#4. Celebrate God’s Ordinances
Ordinances might be a unfamiliar word for some of you, but to put it simply, the ordinances are the practices that God has given us to help us remember the Gospel – and thus grow closer to Him.
It’s kinda like how we celebrate birthdays or anniversaries with cake and candles and balloons. We go through the same rituals year after year of singing the happy birthday song and giving some gifts – and we do that as expressions of our love for one another. In a similar way, God has given us certain rituals or ceremonies or ordinances that we regularly practice as reminders of His love for us.
The first ordinance is baptism. Baptism is a like a re-enactment of the Gospel. When we put someone under the water and then bring them out again, it represents Jesus’ death and resurrection – and it also points to us dying to sin and having new life in Christ.
For you were buried with Christ when you were baptized. And with him you were raised to new life because you trusted the mighty power of God, who raised Christ from the dead. Colossians 2:12
When we partake in baptism, we are identifying with Christ and are proclaiming the power of the Gospel in our lives. It’s like we’re preaching a sermon, but without words! This is not just a symbolic gesture, but it really serves as a way to strengthen our faith and to increase our confidence in the relationship we have with Christ.
Just like how a married couple might celebrate their anniversary – they look back and remember the commitments they made to each other back on their wedding day – and they remember all that they’ve been through over the years and it draws them to love each other even more.
In a similar way, our baptism reminds us of the commitment that Jesus made to us by dying on the cross for us – and it reminds us of the commitment we made to him when we accepted his gift of Salvation and invited him to be our Lord and Saviour. And as we remember all of that through the act of baptism, it draws us to love God even more.
Then the second ordinance is the Lord Supper – or Communion as we often call it. We are only called to be baptized once and that is sufficient. But we are called to share communion repeatedly and often. This is another visual reminder of the Gospel. It reminds us specifically of how Jesus gave his body and his blood so that we could have life with Him.
Jesus institute this ordinance on the night before he was crucified. It says in 1 Corinthians 11:23….
On the night when he was betrayed, the Lord Jesus took some bread 24 and gave thanks to God for it. Then he broke it in pieces and said, “This is my body, which is given for you. Do this in remembrance of me.” 25 In the same way, he took the cup of wine after supper, saying, “This cup is the new covenant between God and his people—an agreement confirmed with my blood. Do this in remembrance of me as often as you drink it.” 26 For every time you eat this bread and drink this cup, you are announcing the Lord’s death until he comes again. 1 Corinthians 11:23-26
I think Jesus knew just how forgetful we can be. He knew how quickly we would forget what He did for us some 2000 years ago.
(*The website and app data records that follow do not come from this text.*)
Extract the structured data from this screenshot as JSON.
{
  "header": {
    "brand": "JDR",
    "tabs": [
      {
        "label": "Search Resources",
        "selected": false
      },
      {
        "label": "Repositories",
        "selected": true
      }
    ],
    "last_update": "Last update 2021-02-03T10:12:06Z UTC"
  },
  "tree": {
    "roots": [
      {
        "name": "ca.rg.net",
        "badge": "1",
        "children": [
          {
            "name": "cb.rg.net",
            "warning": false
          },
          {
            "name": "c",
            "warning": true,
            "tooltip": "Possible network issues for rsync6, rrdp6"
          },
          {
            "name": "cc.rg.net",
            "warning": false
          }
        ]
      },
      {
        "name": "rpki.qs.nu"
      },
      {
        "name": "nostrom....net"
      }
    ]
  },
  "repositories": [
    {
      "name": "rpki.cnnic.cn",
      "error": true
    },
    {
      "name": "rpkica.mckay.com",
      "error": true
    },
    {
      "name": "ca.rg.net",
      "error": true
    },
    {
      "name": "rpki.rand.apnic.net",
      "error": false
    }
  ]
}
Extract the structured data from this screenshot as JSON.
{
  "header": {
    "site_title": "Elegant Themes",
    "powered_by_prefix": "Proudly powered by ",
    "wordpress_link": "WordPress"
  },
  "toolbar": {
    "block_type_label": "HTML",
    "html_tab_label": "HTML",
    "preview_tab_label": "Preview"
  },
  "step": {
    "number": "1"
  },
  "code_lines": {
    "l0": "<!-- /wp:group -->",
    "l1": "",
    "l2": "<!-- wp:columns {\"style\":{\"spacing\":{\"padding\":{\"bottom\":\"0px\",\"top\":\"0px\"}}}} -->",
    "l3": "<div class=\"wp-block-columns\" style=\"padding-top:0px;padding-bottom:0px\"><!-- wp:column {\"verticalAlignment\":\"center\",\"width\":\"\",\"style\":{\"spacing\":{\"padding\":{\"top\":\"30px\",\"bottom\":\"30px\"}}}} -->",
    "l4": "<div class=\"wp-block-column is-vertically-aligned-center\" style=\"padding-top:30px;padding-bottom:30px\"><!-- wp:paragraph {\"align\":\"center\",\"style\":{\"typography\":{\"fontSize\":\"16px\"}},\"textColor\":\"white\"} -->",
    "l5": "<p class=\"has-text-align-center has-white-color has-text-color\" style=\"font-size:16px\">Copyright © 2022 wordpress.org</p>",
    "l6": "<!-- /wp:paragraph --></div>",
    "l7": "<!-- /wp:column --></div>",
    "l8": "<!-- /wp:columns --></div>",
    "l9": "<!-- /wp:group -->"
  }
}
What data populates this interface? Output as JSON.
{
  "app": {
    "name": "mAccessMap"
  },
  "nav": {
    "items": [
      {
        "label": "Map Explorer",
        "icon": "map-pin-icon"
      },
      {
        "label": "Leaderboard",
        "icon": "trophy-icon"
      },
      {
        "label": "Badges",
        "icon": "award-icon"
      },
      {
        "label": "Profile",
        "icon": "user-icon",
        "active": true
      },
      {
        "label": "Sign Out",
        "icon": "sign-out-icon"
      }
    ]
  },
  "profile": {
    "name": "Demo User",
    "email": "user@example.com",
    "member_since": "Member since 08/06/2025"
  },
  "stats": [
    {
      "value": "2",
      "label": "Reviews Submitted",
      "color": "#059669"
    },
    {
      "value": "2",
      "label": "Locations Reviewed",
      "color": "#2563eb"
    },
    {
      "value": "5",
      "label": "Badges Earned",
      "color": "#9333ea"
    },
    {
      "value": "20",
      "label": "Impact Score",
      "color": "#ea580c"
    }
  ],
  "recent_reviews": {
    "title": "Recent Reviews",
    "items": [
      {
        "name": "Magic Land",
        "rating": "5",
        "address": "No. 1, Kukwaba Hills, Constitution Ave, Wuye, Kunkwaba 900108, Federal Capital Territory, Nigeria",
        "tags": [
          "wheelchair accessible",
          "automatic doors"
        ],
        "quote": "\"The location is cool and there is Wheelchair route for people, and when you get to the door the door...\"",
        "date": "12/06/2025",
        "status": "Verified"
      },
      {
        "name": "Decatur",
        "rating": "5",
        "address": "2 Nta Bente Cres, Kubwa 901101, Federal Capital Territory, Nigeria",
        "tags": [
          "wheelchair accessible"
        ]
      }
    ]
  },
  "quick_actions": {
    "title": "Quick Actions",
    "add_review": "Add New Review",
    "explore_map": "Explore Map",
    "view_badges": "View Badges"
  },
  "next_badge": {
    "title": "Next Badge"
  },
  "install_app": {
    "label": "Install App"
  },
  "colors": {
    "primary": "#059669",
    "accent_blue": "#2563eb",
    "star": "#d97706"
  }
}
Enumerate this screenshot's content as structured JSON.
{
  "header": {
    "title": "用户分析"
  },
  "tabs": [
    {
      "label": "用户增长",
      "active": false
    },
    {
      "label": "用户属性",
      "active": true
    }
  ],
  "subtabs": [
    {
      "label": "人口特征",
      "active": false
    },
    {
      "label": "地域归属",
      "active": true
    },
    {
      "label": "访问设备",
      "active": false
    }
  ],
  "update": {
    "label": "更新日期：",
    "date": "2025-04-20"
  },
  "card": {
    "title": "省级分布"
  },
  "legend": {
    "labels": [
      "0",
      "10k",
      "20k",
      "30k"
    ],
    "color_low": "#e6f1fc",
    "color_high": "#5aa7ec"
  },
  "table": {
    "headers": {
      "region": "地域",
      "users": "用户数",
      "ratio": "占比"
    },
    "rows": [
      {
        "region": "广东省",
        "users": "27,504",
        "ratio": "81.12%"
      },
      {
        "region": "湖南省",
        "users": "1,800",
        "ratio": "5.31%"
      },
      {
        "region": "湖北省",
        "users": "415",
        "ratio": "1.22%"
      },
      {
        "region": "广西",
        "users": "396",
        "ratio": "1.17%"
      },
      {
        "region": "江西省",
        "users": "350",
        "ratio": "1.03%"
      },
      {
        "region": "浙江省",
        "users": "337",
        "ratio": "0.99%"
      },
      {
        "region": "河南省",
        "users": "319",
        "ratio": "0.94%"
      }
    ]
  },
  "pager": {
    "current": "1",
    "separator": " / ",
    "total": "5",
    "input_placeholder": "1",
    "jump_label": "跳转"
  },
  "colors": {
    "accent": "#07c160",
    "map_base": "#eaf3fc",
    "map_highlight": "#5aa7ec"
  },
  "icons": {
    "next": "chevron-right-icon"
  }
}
And so he instructed us to “do this in remembrance of him.”
We remember the Gospel as we eat this bread that reminds us of Jesus’ body that was broken and given for us and as we drink this cup that reminds us of Jesus blood that was spilled and poured out for us.
And even though most of us have done this many, many times over throughout our life, I trust that it is not just be another symbolic gesture. But as you remember the Gospel, as you remember what Jesus did for you, that you grow to love him more and more.
Over the next few weeks, we’ll continue looking at how we grow close to Christ. Remembering the Gospel is a key way – but there are other elements as well. And next week we are going to look specifically at our identifying in Christ. Understanding who we are makes a huge impact on our relationship with God – and so that’s what we’re going to look at next week. But until then, I trust that you’ll continue remembering the Gospel throughout your week. Preach it to yourself. Preach it to others. Take the opportunities you have to worship with your church family and and with them, celebrate the ordinances that God has given us.